Egyptian activist Ahmed Maher, a symbol of the popular uprising that ousted Hosni Mubarak in 2011, has been released after three years in prison for breaking a law that bans unapproved protests, his lawyer said on Thursday.
Maher, a Nobel Peace Prize nominee and a founder of the April 6 movement, broke the 2013 law that is seen by activists as unconstitutional and designed to prevent a repeat of the mass protests that have toppled two presidents in five years.
The 36-year-old civil engineer now starts three years of probation and will have to stay in a police station every night between 6 p.m. and 6 a.m., his lawyer, Mohamed Gaheen, said.
“The purpose of the probation period is to watch criminals after they finish their prison terms, but it has never been used before against political prisoners,” Gaheen told Reuters.
Since President Abdel Fattah al-Sisi seized power by toppling freely elected Mohamed Mursi, he has presided over a crackdown on his Islamist opponents that has seen hundreds killed and many thousands jailed.

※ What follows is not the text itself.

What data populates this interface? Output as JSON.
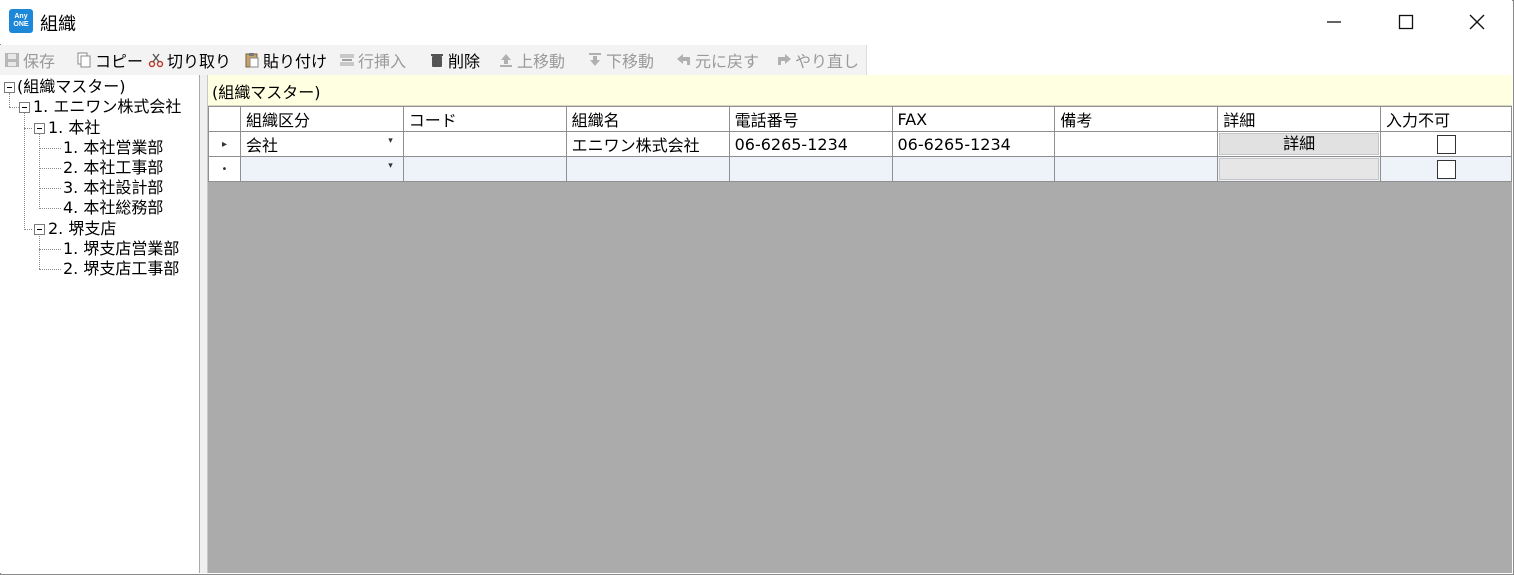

But the dragnet has since widened to include secular and liberal activists at the forefront of the uprising that ended Mubarak's 30 years in power.
The law on protests says the Interior Ministry must be notified of any public gathering of more than 10 people at least three days in advance.
It also imposes jail sentences of up to five years for those who violate a broad list of restrictions and allows security forces to disperse illegal demonstrations with water cannon, tear gas and birdshot.